PHI, 892, 821, +71
NYM, 804, 750, +54
CHC, 752, 690, +62
MIL, 801, 776, +25
ARI, 712, 732, â€“20
COL, 860, 758, +102
SD, 741, 666, +75
On this measure, it is not especially a close call. The Rockies, at 102, are the only NL team with a run differential greater than 75. They were second in the league to the Philles in runs scored, but allowed only a relative few runs more than the Mets, who play in a great pitchers’ park (or than the Dodgers, who allowed 727).
Of course, we can’t attribute the Diamondbacks’ success only to luck. Great top-of-the-line relievers, but not an especially deep staff, mean they were likely to win close games, but that deficits early in individual games were likely to grow worse. (Something similar probably accounts for the similar over-achievement of the Mariners, noted below.)
The Diamondbacks made short work of the Cubs in the Division Series, and should have one of the league’s best starters (Brandon Webb) pitch twice (barring a sweep). They also have the home-field advantage as the team with the best W-L record, and playing the Wild Card. They could win this, of course. But I have to think the Rockies are a big favorite, and not only because they have been the hottest team in recent weeks. (Being hot late did not help the Phillies in the postseason, after all.)
As for the AL, the series really ought not to be close. The Red Sox are just too good. On the other hand, Cleveland features two great starting pitchers (Sabbathia and Carmona, who dominated the Yankees’ great lineup), so it is not hard to imagine a scenario in which the Indians stretch the series out, and perhaps even win it.
But look at these run differentials of the playoff teams and near-misses (and here I will start with the West):
LAA, 822, 731, +91
SEA, 794, 813, â€“19
CLE, 811, 704, +107
DET, 887, 797, +90
BOS, 867, 657, +210
NYY, 968, 777, +191
Wow, look at the Boston differential! And the Yankees were almost as good by this measure. The Angels certainly had an easier time of it in their own division than did the other playoff teams, and this puts the merciless sweep of the ALDS in perspective.

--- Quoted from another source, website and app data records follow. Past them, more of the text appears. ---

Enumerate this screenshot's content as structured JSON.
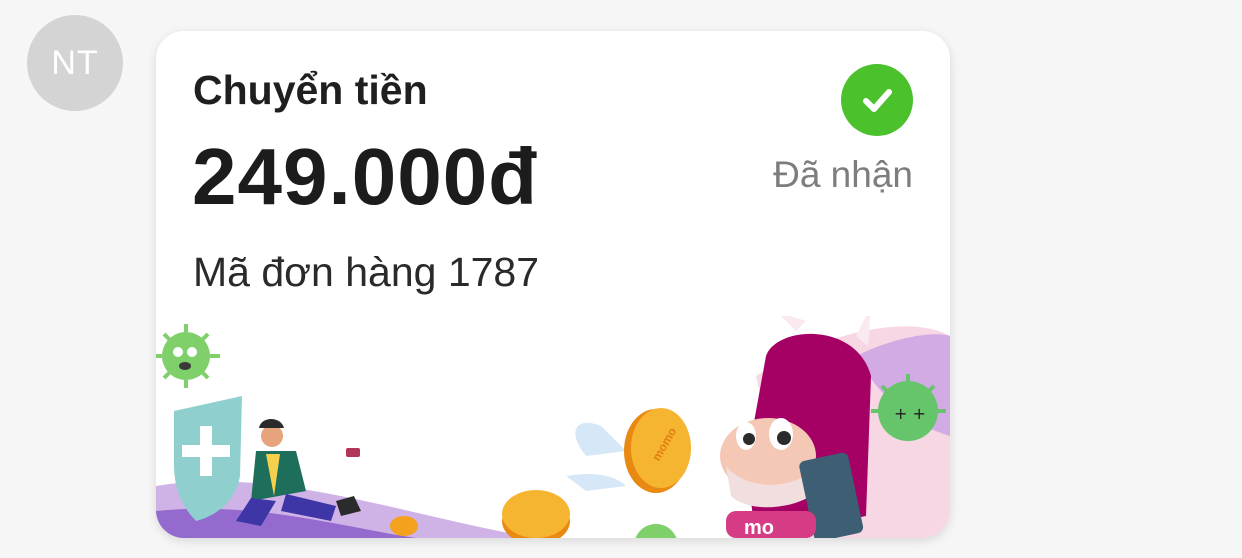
{
  "avatar": {
    "initials": "NT"
  },
  "card": {
    "title": "Chuyển tiền",
    "amount": "249.000đ",
    "order": "Mã đơn hàng 1787",
    "status": "Đã nhận",
    "status_icon": "check-circle-icon",
    "coin_label": "momo"
  },
  "colors": {
    "status_green": "#4bc12c",
    "brand_pink": "#a50064",
    "coin_gold": "#f4a11d"
  }
}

Well, it isn’t what I expect, but here’s hoping that the last three series of the season all go seven!